Exercise aim: Could you repeat every entry below word for word, leaving out the pictures?

Web page and app entries
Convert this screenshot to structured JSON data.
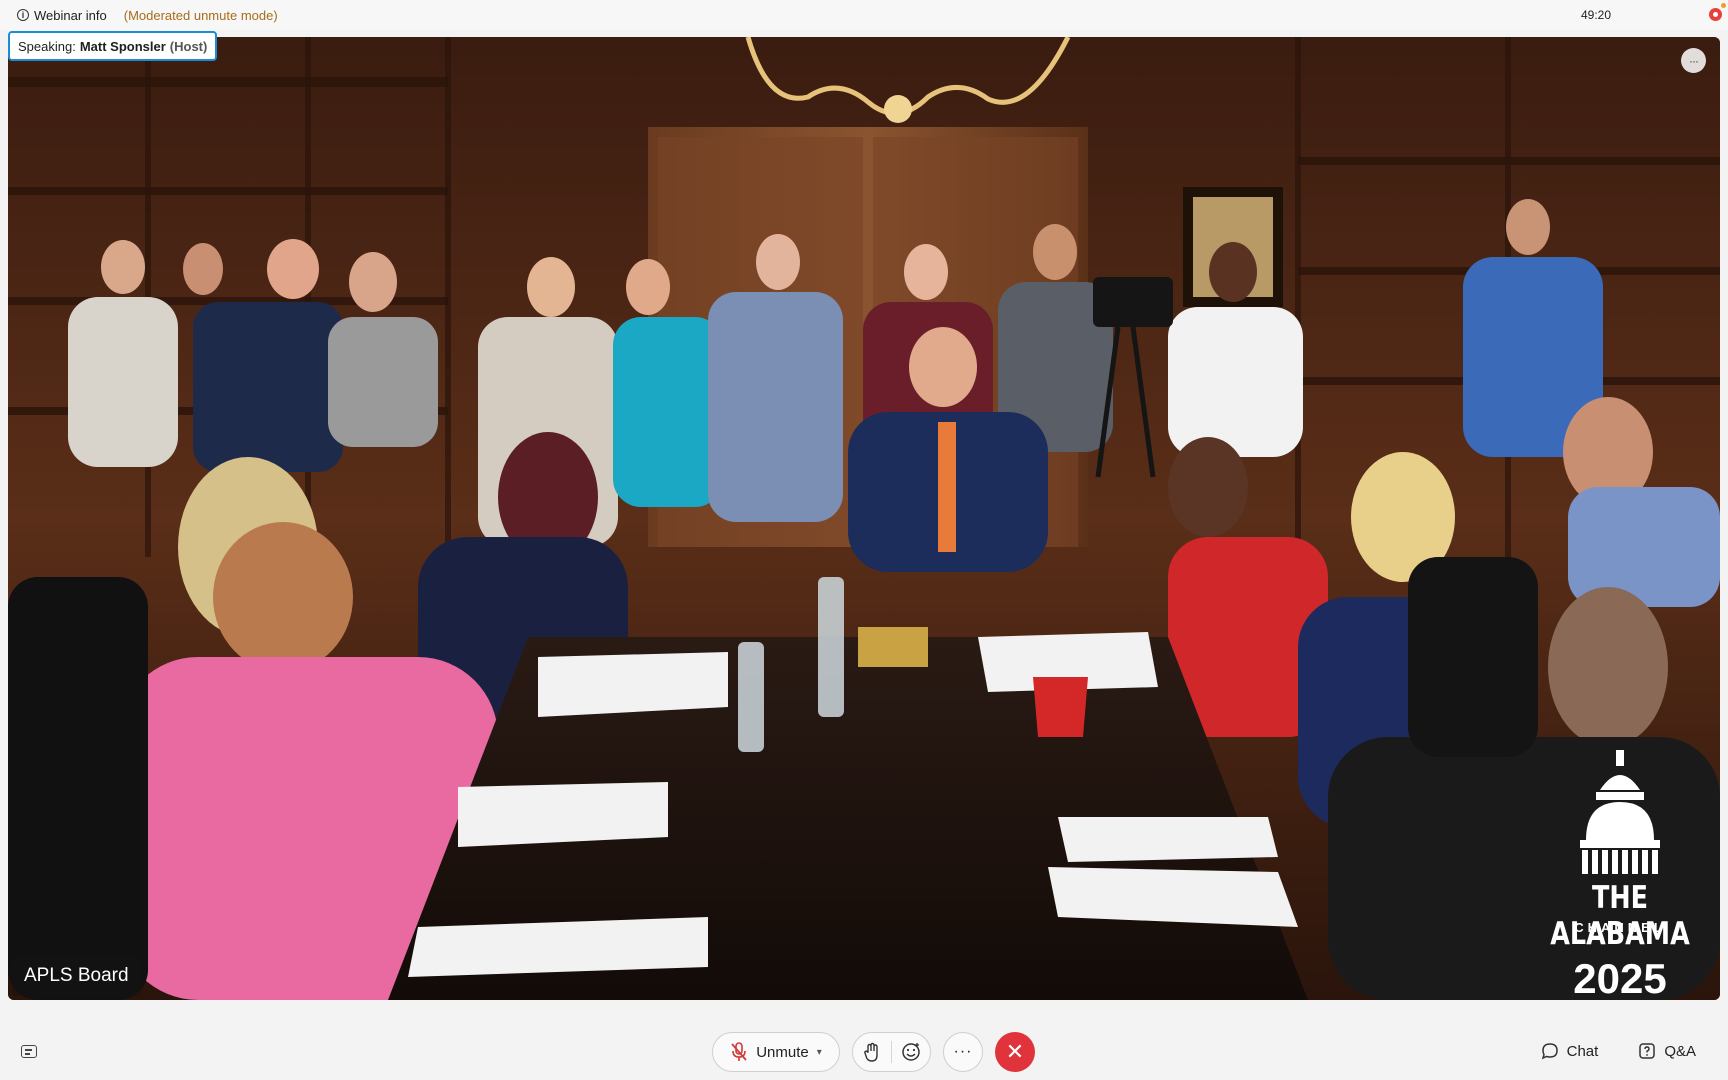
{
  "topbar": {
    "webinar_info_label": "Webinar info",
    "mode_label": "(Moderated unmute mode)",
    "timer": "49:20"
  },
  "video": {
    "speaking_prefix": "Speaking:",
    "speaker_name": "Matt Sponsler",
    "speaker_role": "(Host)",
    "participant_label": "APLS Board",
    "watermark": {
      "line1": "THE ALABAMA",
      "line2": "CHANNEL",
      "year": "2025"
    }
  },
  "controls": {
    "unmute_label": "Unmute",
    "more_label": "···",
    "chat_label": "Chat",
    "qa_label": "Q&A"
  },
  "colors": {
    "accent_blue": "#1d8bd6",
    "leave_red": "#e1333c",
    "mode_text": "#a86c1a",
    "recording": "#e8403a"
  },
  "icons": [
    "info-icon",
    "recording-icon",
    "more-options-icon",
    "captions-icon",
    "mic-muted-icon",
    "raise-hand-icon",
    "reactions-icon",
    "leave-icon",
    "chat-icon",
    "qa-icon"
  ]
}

Final answer:
Convert this screenshot to structured JSON data.
{
  "topbar": {
    "webinar_info_label": "Webinar info",
    "mode_label": "(Moderated unmute mode)",
    "timer": "49:20"
  },
  "video": {
    "speaking_prefix": "Speaking:",
    "speaker_name": "Matt Sponsler",
    "speaker_role": "(Host)",
    "participant_label": "APLS Board",
    "watermark": {
      "line1": "THE ALABAMA",
      "line2": "CHANNEL",
      "year": "2025"
    }
  },
  "controls": {
    "unmute_label": "Unmute",
    "more_label": "···",
    "chat_label": "Chat",
    "qa_label": "Q&A"
  },
  "colors": {
    "accent_blue": "#1d8bd6",
    "leave_red": "#e1333c",
    "mode_text": "#a86c1a",
    "recording": "#e8403a"
  },
  "icons": [
    "info-icon",
    "recording-icon",
    "more-options-icon",
    "captions-icon",
    "mic-muted-icon",
    "raise-hand-icon",
    "reactions-icon",
    "leave-icon",
    "chat-icon",
    "qa-icon"
  ]
}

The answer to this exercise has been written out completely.